This is how AFF Suzuki Cup will be more minnow-friendly from 2018

Members of the Asean football fraternity have welcome the proposed new format.

Chan Vathanaka
Minnows Cambodia impressed in the ongoing edition Reuters

AFF Suzuki Cup is all set to have two more teams from the 2018 edition, which will also no more see two countries co-hosting the Asean tournament.

The biennial tournament is moving away from the eight-team format, which has been continuously maintained since the 2007 edition. The 2018 edition will feature 10 teams and nine top-ranked countries from the Asean region will earn a direct entry into the tournament. The final spot will be determined after a play-off between the 10th and 11th-ranked Asean teams. The official announcement about the new format will be made in the coming days, according to a report in The New Paper.

In the ongoing edition, which will see Thailand and Indonesia battling for glory in a two-legged final, Cambodia bagged the final spot after winning the qualification tournament, also having Laos, Brunei and Timor-Leste, and came up with a solid show despite not being able to win a game.

Also, there will be two groups of five teams each and each team, in the group stages, will play two home and two away matches. The knockout stage format, which has two-legged semi-final and final, will be retained for the next edition as well.

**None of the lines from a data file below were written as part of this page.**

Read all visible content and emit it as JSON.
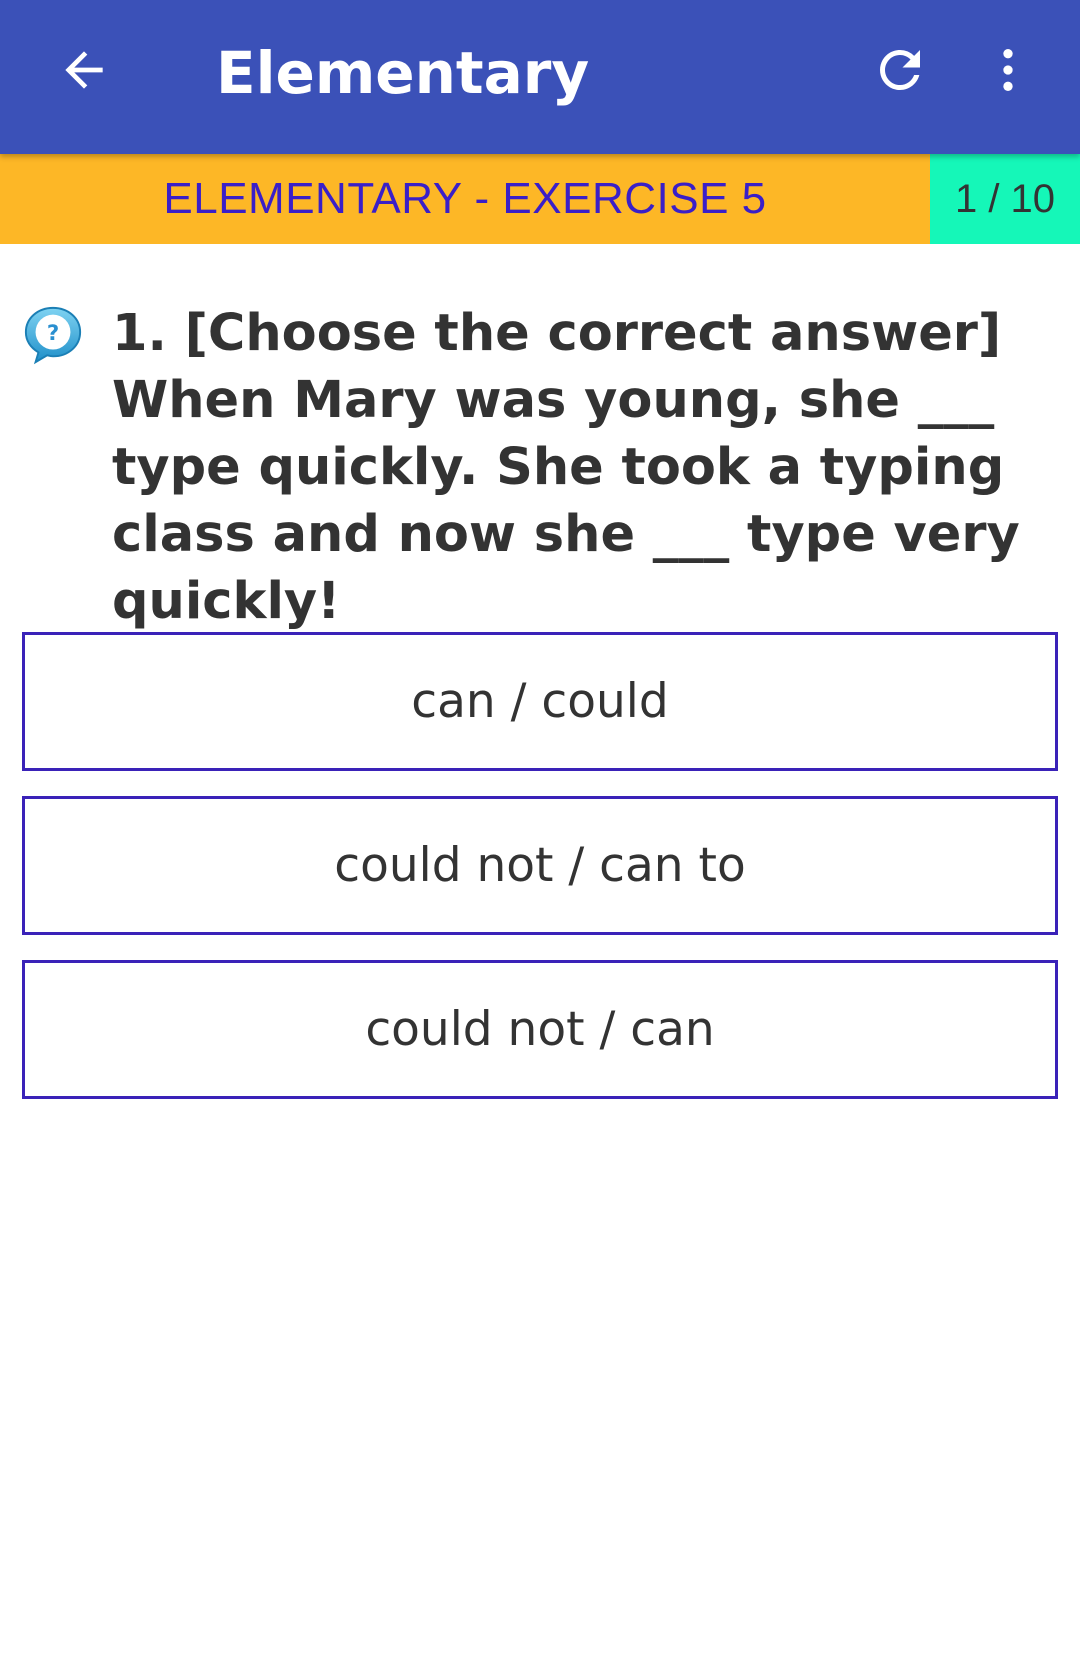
{
  "appbar": {
    "title": "Elementary",
    "icons": {
      "back": "arrow-back-icon",
      "refresh": "refresh-icon",
      "more": "more-vert-icon"
    },
    "color": "#3b51b8"
  },
  "exercise": {
    "title": "ELEMENTARY - EXERCISE 5",
    "counter": "1 / 10",
    "title_bg": "#fdb726",
    "counter_bg": "#15f7b8",
    "title_color": "#3a1fc8"
  },
  "question": {
    "icon": "question-bubble-icon",
    "text": "1. [Choose the correct answer] When Mary was young, she ___ type quickly. She took a typing class and now she ___ type very quickly!"
  },
  "answers": [
    {
      "label": "can / could"
    },
    {
      "label": "could not / can to"
    },
    {
      "label": "could not / can"
    }
  ],
  "answer_border_color": "#3a22b8"
}
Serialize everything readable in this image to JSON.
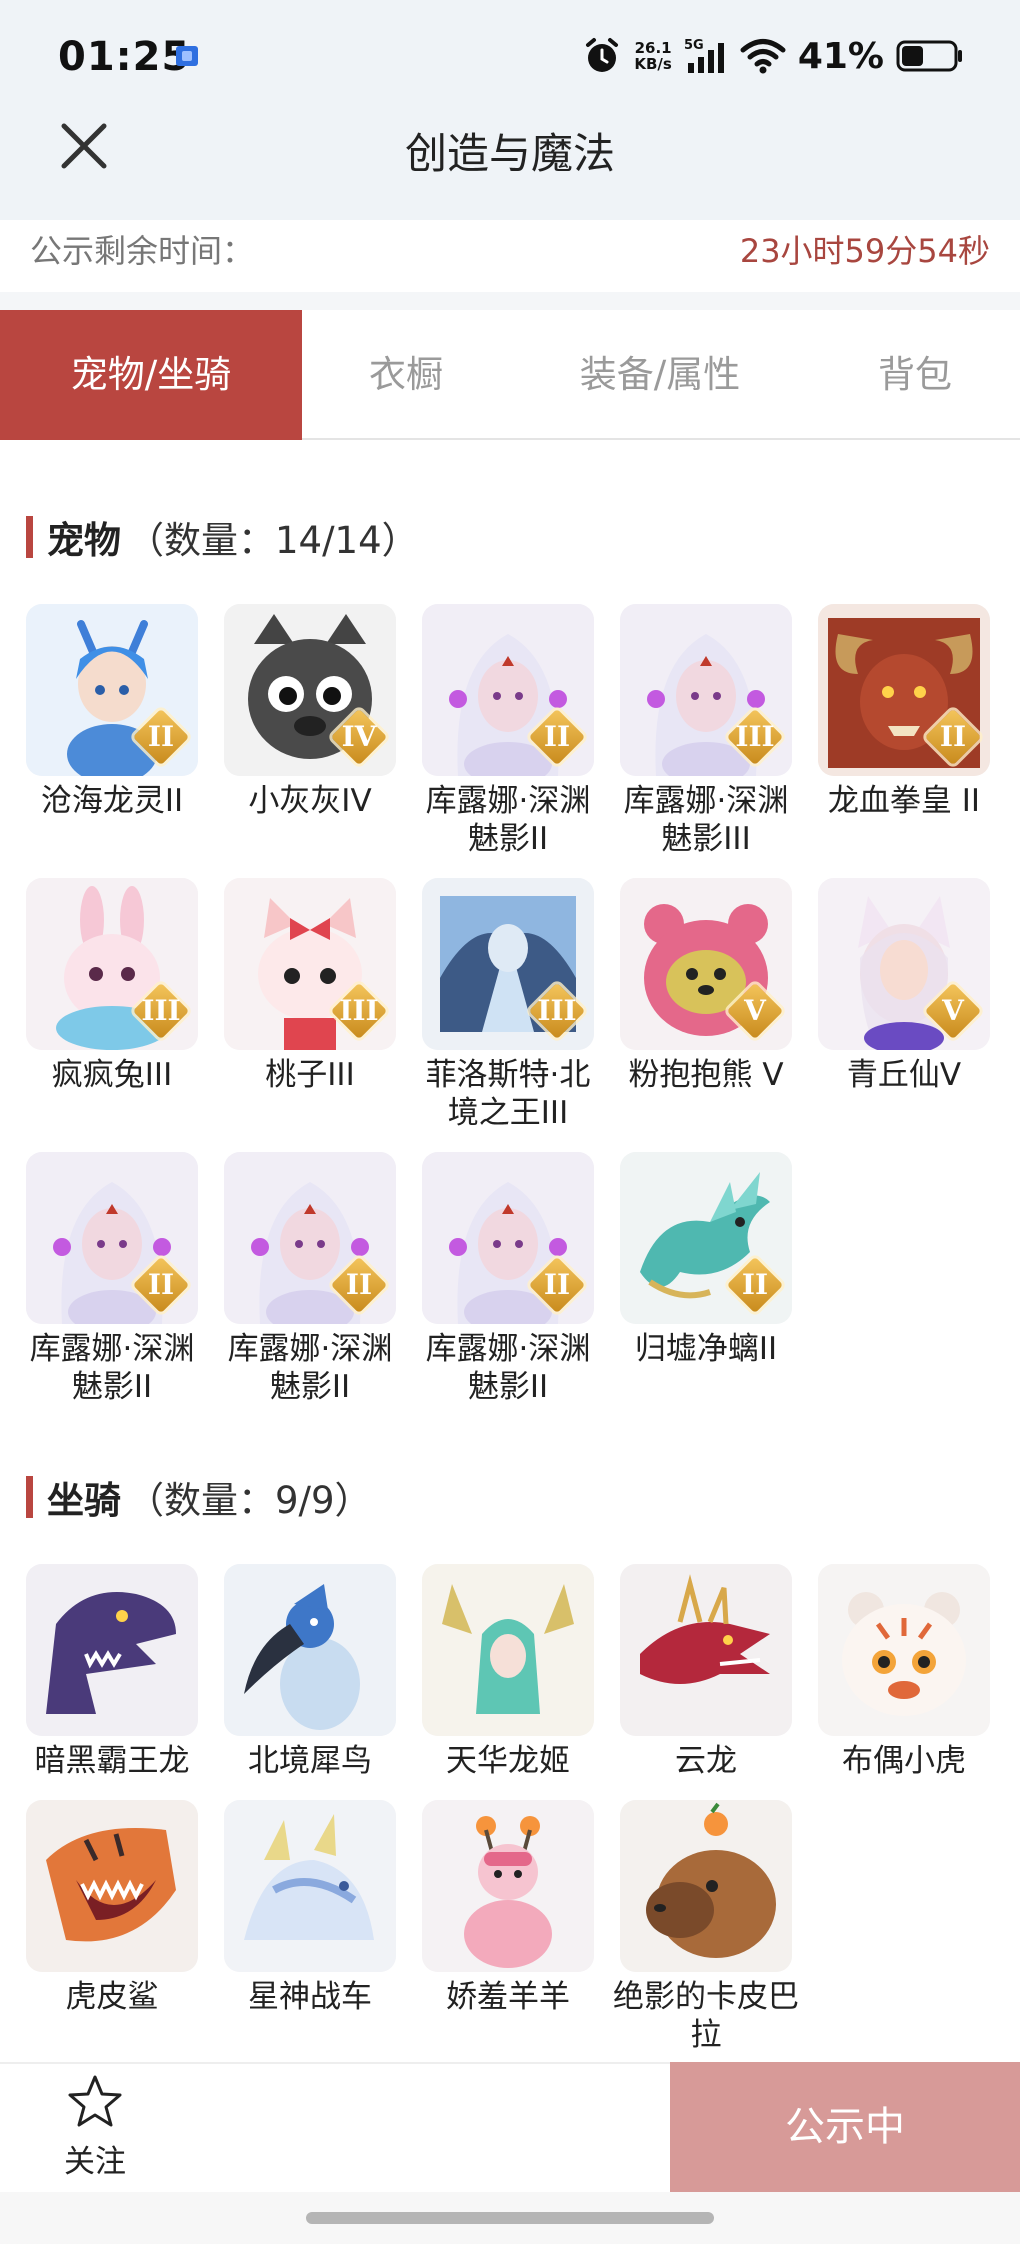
{
  "status_bar": {
    "time": "01:25",
    "net_speed_value": "26.1",
    "net_speed_unit": "KB/s",
    "network": "5G",
    "battery_percent": "41%",
    "battery_level": 0.41
  },
  "header": {
    "title": "创造与魔法",
    "close_icon": "close-icon"
  },
  "remaining": {
    "label": "公示剩余时间：",
    "value": "23小时59分54秒"
  },
  "tabs": [
    {
      "label": "宠物/坐骑",
      "active": true
    },
    {
      "label": "衣橱",
      "active": false
    },
    {
      "label": "装备/属性",
      "active": false
    },
    {
      "label": "背包",
      "active": false
    }
  ],
  "pets": {
    "title": "宠物",
    "count": "（数量：14/14）",
    "items": [
      {
        "name": "沧海龙灵II",
        "badge": "II",
        "art": "blue-dragon-spirit"
      },
      {
        "name": "小灰灰IV",
        "badge": "IV",
        "art": "grey-wolf"
      },
      {
        "name": "库露娜·深渊魅影II",
        "badge": "II",
        "art": "kuluna"
      },
      {
        "name": "库露娜·深渊魅影III",
        "badge": "III",
        "art": "kuluna"
      },
      {
        "name": "龙血拳皇 II",
        "badge": "II",
        "art": "red-beast"
      },
      {
        "name": "疯疯兔III",
        "badge": "III",
        "art": "pink-rabbit"
      },
      {
        "name": "桃子III",
        "badge": "III",
        "art": "pink-cat"
      },
      {
        "name": "菲洛斯特·北境之王III",
        "badge": "III",
        "art": "frost-knight"
      },
      {
        "name": "粉抱抱熊 V",
        "badge": "V",
        "art": "pink-bear"
      },
      {
        "name": "青丘仙V",
        "badge": "V",
        "art": "fox-fairy"
      },
      {
        "name": "库露娜·深渊魅影II",
        "badge": "II",
        "art": "kuluna"
      },
      {
        "name": "库露娜·深渊魅影II",
        "badge": "II",
        "art": "kuluna"
      },
      {
        "name": "库露娜·深渊魅影II",
        "badge": "II",
        "art": "kuluna"
      },
      {
        "name": "归墟净螭II",
        "badge": "II",
        "art": "teal-dragon"
      }
    ]
  },
  "mounts": {
    "title": "坐骑",
    "count": "（数量：9/9）",
    "items": [
      {
        "name": "暗黑霸王龙",
        "art": "purple-trex"
      },
      {
        "name": "北境犀鸟",
        "art": "hornbill"
      },
      {
        "name": "天华龙姬",
        "art": "dragon-princess"
      },
      {
        "name": "云龙",
        "art": "cloud-dragon"
      },
      {
        "name": "布偶小虎",
        "art": "plush-tiger"
      },
      {
        "name": "虎皮鲨",
        "art": "tiger-shark"
      },
      {
        "name": "星神战车",
        "art": "star-chariot"
      },
      {
        "name": "娇羞羊羊",
        "art": "shy-sheep"
      },
      {
        "name": "绝影的卡皮巴拉",
        "art": "capybara"
      }
    ]
  },
  "bottom": {
    "follow_label": "关注",
    "follow_icon": "star-outline-icon",
    "publish_label": "公示中"
  },
  "colors": {
    "accent": "#b94640",
    "publish_button": "#d79a98",
    "countdown": "#a8463f",
    "header_bg": "#eff3f7"
  }
}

Also read: Injury-hit Thailand not to take Indoneisa lightly in Suzuki Cup 2016 final

The proposed new format is being embraced by the football fraternity, which includes The War Elephants' assistant coach, Steve Darby, who highlights the importance of giving the minnows more exposure playing at Asean's highest level.


2018 edition is set to have

  • 10 teams in the main round.
  • Two groups of five teams each.
  • Each team will play two home and two away games in group stage.
  • Two-legged semi-final and final.

"In every tournament, there will be big boys and minnows, and this year showed that the gap is closing. How do the minnows get better? By playing games against Asean countries, not by playing (much higher-ranked sides) South Korea in the Fifa World Cup qualifiers," Darby said, as quoted by the news daily.

The home games in the group stages of the region's biggest and respected football prize will attract bigger crowds and will see more revenue being generated. Also, former Lions defender R Sasikumar highlighted the possibility of regional football associations getting more benefits from the move.

"The Suzuki Cup is a cornerstone event for the region and, in that sense, any format is easy to accept. This isn't a groundbreaking change, it's an innovation to keep the product fresh," Sasi added.